[Aim of the exercise]
Among the records, which lines hold the word "JSON"? Pick them out.

[Saved data entries]

★ ★ ★ ★ ★

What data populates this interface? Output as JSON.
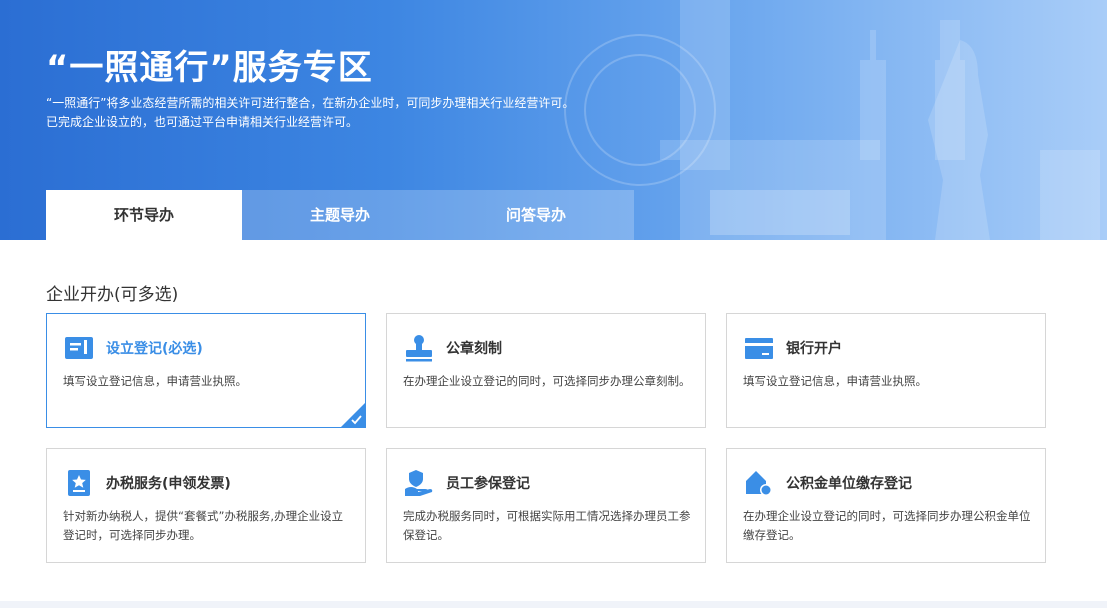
{
  "hero": {
    "title": "“一照通行”服务专区",
    "desc_line1": "“一照通行”将多业态经营所需的相关许可进行整合，在新办企业时，可同步办理相关行业经营许可。",
    "desc_line2": "已完成企业设立的，也可通过平台申请相关行业经营许可。",
    "colors": {
      "gradient_start": "#2b6ed3",
      "gradient_end": "#a9cdf8"
    }
  },
  "tabs": [
    {
      "label": "环节导办",
      "active": true
    },
    {
      "label": "主题导办",
      "active": false
    },
    {
      "label": "问答导办",
      "active": false
    }
  ],
  "section": {
    "title": "企业开办(可多选)"
  },
  "cards": [
    {
      "title": "设立登记(必选)",
      "desc": "填写设立登记信息，申请营业执照。",
      "icon": "registration-form-icon",
      "selected": true
    },
    {
      "title": "公章刻制",
      "desc": "在办理企业设立登记的同时，可选择同步办理公章刻制。",
      "icon": "seal-stamp-icon",
      "selected": false
    },
    {
      "title": "银行开户",
      "desc": "填写设立登记信息，申请营业执照。",
      "icon": "bank-card-icon",
      "selected": false
    },
    {
      "title": "办税服务(申领发票)",
      "desc": "针对新办纳税人，提供“套餐式”办税服务,办理企业设立登记时，可选择同步办理。",
      "icon": "tax-badge-icon",
      "selected": false
    },
    {
      "title": "员工参保登记",
      "desc": "完成办税服务同时，可根据实际用工情况选择办理员工参保登记。",
      "icon": "insurance-hand-icon",
      "selected": false
    },
    {
      "title": "公积金单位缴存登记",
      "desc": "在办理企业设立登记的同时，可选择同步办理公积金单位缴存登记。",
      "icon": "housing-fund-icon",
      "selected": false
    }
  ],
  "colors": {
    "accent": "#3a8ee6",
    "card_border": "#d6d6d6"
  }
}
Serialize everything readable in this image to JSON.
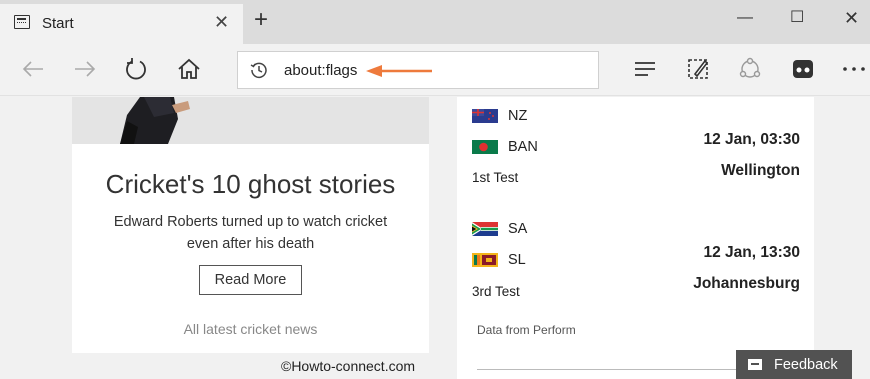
{
  "tab": {
    "title": "Start",
    "close_glyph": "✕",
    "new_tab_glyph": "+"
  },
  "window": {
    "minimize_glyph": "—",
    "maximize_glyph": "☐",
    "close_glyph": "✕"
  },
  "address_bar": {
    "url": "about:flags",
    "arrow_color": "#ee7a3c"
  },
  "article_card": {
    "title": "Cricket's 10 ghost stories",
    "description": "Edward Roberts turned up to watch cricket even after his death",
    "button_label": "Read More",
    "link_text": "All latest cricket news"
  },
  "watermark": "©Howto-connect.com",
  "matches": [
    {
      "team1": "NZ",
      "team2": "BAN",
      "type": "1st Test",
      "time": "12 Jan, 03:30",
      "venue": "Wellington"
    },
    {
      "team1": "SA",
      "team2": "SL",
      "type": "3rd Test",
      "time": "12 Jan, 13:30",
      "venue": "Johannesburg"
    }
  ],
  "data_source": "Data from Perform",
  "feedback_label": "Feedback",
  "icons": [
    "back-icon",
    "forward-icon",
    "refresh-icon",
    "home-icon",
    "history-icon",
    "reading-view-icon",
    "web-note-icon",
    "share-icon",
    "hub-icon",
    "more-icon"
  ]
}
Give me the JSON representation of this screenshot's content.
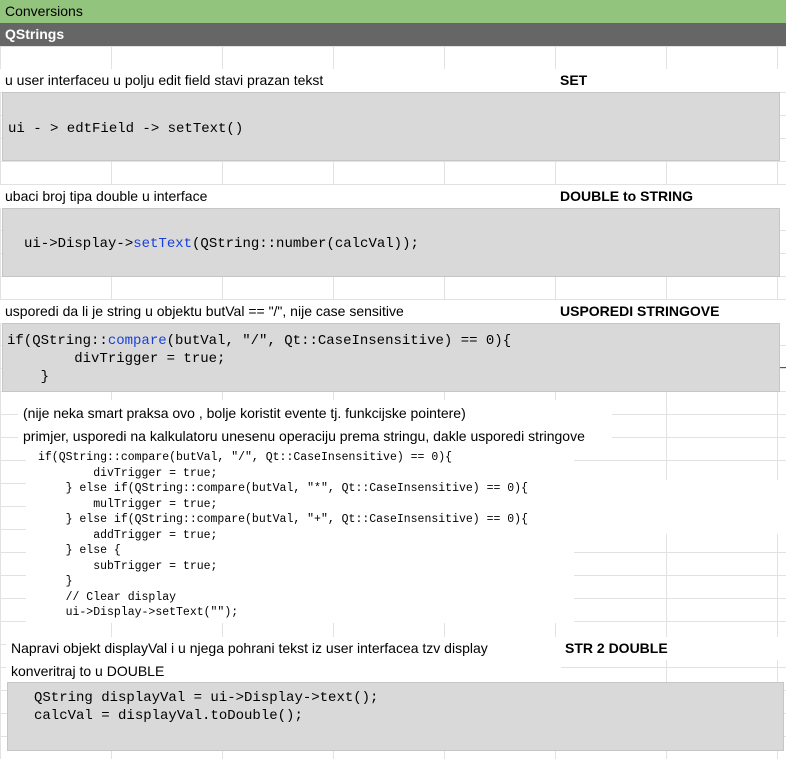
{
  "header": {
    "title": "Conversions",
    "subtitle": "QStrings"
  },
  "sections": [
    {
      "description": "u user interfaceu u polju edit field stavi prazan tekst",
      "label": "SET",
      "code": "ui - > edtField -> setText()"
    },
    {
      "description": "ubaci broj tipa double u interface",
      "label": "DOUBLE to STRING",
      "code_pre": "ui->Display->",
      "code_kw": "setText",
      "code_post": "(QString::number(calcVal));"
    },
    {
      "description": "usporedi da li je string u objektu butVal == \"/\", nije case sensitive",
      "label": "USPOREDI STRINGOVE",
      "code_l1_pre": "if(QString::",
      "code_l1_kw": "compare",
      "code_l1_post": "(butVal, \"/\", Qt::CaseInsensitive) == 0){",
      "code_l2": "        divTrigger = true;",
      "code_l3": "    }"
    }
  ],
  "note": {
    "line1": "(nije neka smart praksa ovo , bolje koristit evente tj. funkcijske pointere)",
    "line2": "primjer, usporedi na kalkulatoru unesenu operaciju prema stringu, dakle usporedi stringove",
    "code": "if(QString::compare(butVal, \"/\", Qt::CaseInsensitive) == 0){\n        divTrigger = true;\n    } else if(QString::compare(butVal, \"*\", Qt::CaseInsensitive) == 0){\n        mulTrigger = true;\n    } else if(QString::compare(butVal, \"+\", Qt::CaseInsensitive) == 0){\n        addTrigger = true;\n    } else {\n        subTrigger = true;\n    }\n    // Clear display\n    ui->Display->setText(\"\");"
  },
  "str2double": {
    "description1": "Napravi objekt displayVal i u njega pohrani tekst iz user interfacea tzv display",
    "description2": "konveritraj to u DOUBLE",
    "label": "STR 2 DOUBLE",
    "code": "QString displayVal = ui->Display->text();\ncalcVal = displayVal.toDouble();"
  },
  "colors": {
    "header_green": "#93c47d",
    "header_gray": "#666666",
    "code_bg": "#d9d9d9",
    "keyword_blue": "#1a3fd6"
  }
}
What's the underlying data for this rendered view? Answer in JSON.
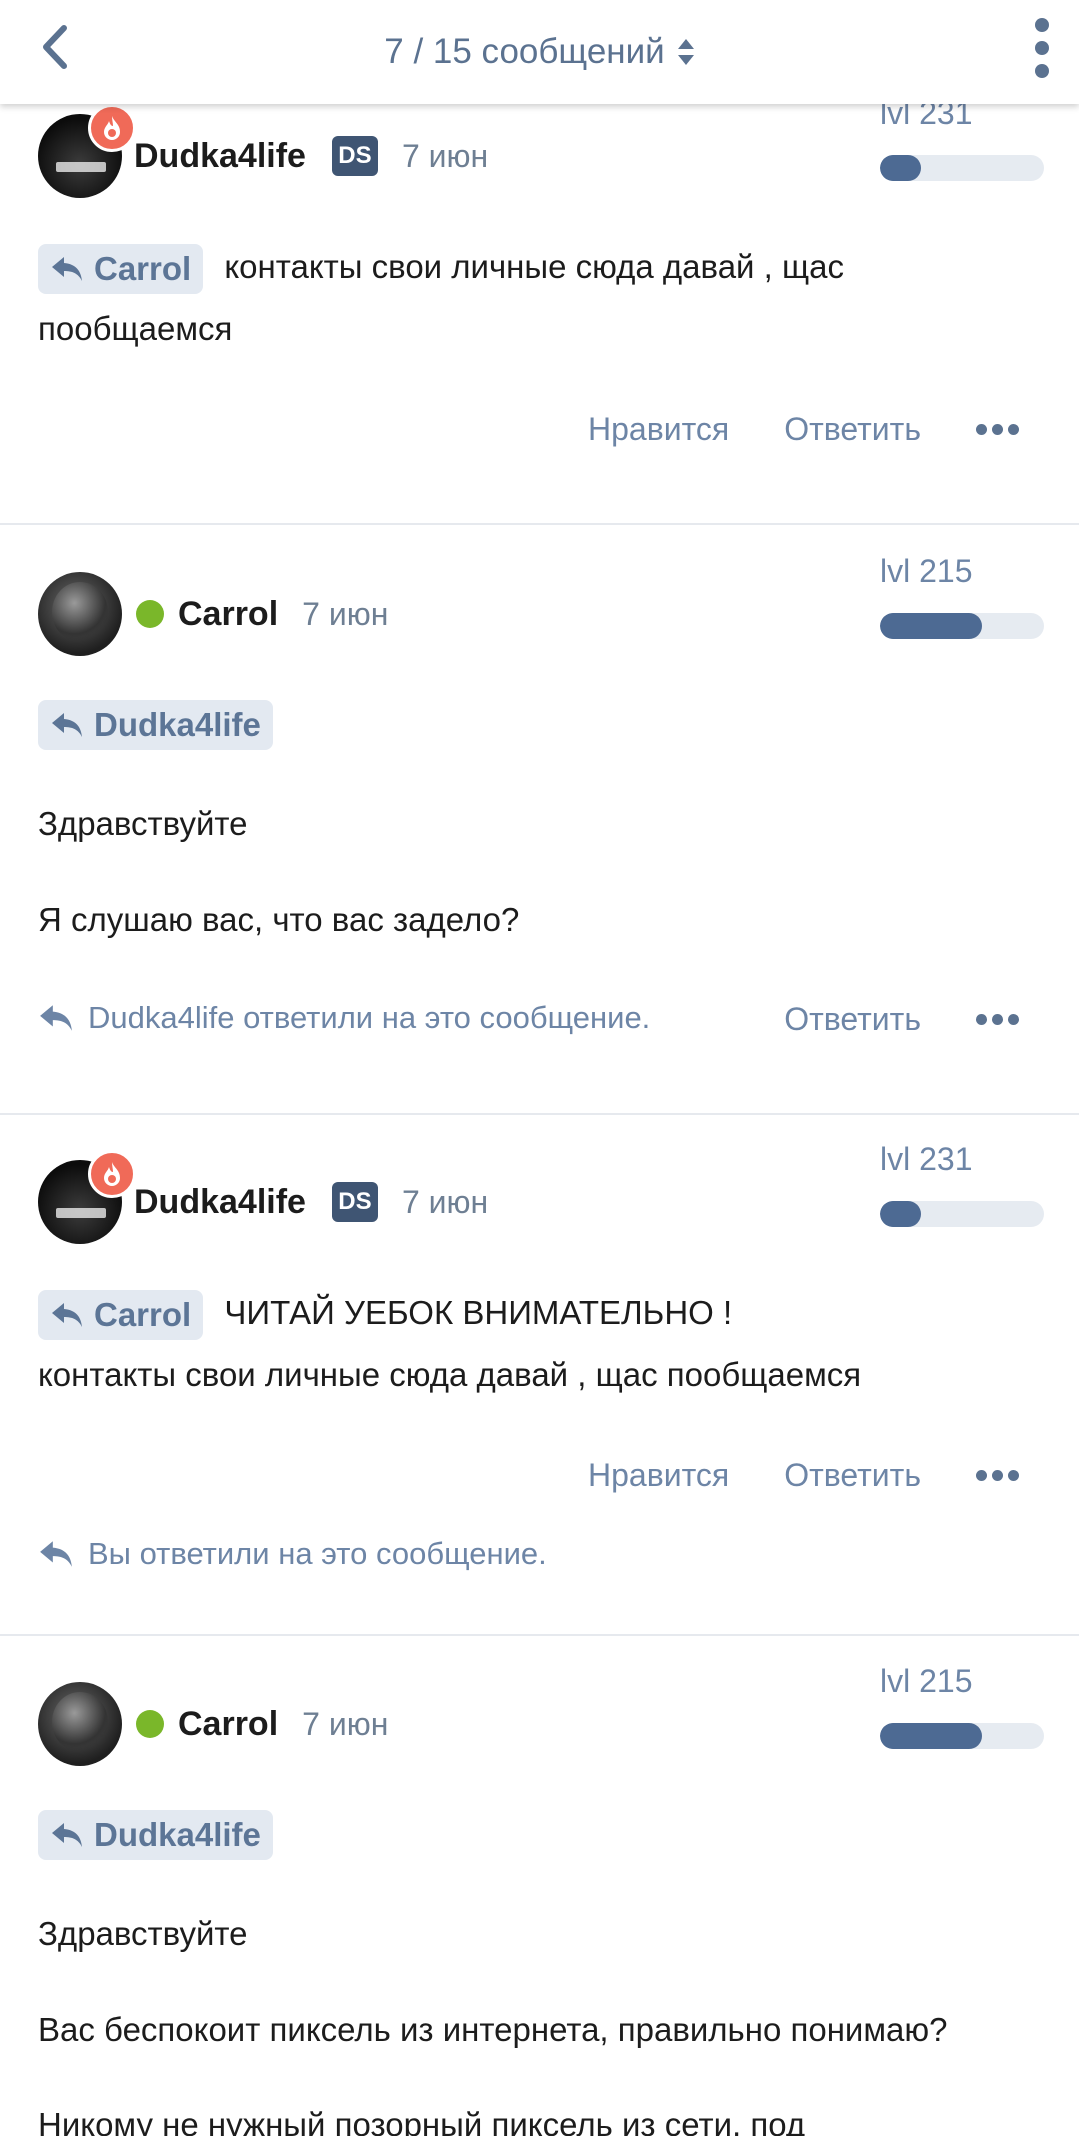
{
  "header": {
    "title": "7 / 15 сообщений"
  },
  "posts": [
    {
      "author": "Dudka4life",
      "badge": "DS",
      "date": "7 июн",
      "level": "lvl 231",
      "level_progress": 0.25,
      "reply_to": "Carrol",
      "text_lines": [
        "контакты свои личные сюда давай , щас",
        "пообщаемся"
      ],
      "actions": {
        "like": "Нравится",
        "reply": "Ответить"
      }
    },
    {
      "author": "Carrol",
      "date": "7 июн",
      "level": "lvl 215",
      "level_progress": 0.62,
      "reply_to": "Dudka4life",
      "paragraphs": [
        "Здравствуйте",
        "Я слушаю вас, что вас задело?"
      ],
      "reply_note": "Dudka4life ответили на это сообщение.",
      "actions": {
        "reply": "Ответить"
      }
    },
    {
      "author": "Dudka4life",
      "badge": "DS",
      "date": "7 июн",
      "level": "lvl 231",
      "level_progress": 0.25,
      "reply_to": "Carrol",
      "text_lines": [
        "ЧИТАЙ УЕБОК ВНИМАТЕЛЬНО !",
        "контакты свои личные сюда давай , щас пообщаемся"
      ],
      "actions": {
        "like": "Нравится",
        "reply": "Ответить"
      },
      "reply_note": "Вы ответили на это сообщение."
    },
    {
      "author": "Carrol",
      "date": "7 июн",
      "level": "lvl 215",
      "level_progress": 0.62,
      "reply_to": "Dudka4life",
      "paragraphs": [
        "Здравствуйте",
        "Вас беспокоит пиксель из интернета, правильно понимаю?",
        "Никому не нужный позорный пиксель из сети, под"
      ]
    }
  ],
  "icons": {
    "back": "chevron-left-icon",
    "sort": "sort-updown-icon",
    "menu": "more-vertical-icon",
    "reply": "reply-arrow-icon",
    "more": "more-horizontal-icon",
    "fire": "fire-icon"
  },
  "colors": {
    "accent": "#5b7290",
    "link": "#6d85a6",
    "level_fill": "#4d6a93",
    "online": "#7ab72a",
    "fire": "#f06a58",
    "badge": "#3f5573"
  }
}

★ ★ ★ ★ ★

[Response below]
What data populates this interface? Output as JSON.
Serialize everything readable in this image to JSON.
Give me the JSON representation of this screenshot's content.
What's the underlying data for this rendered view? Answer in JSON.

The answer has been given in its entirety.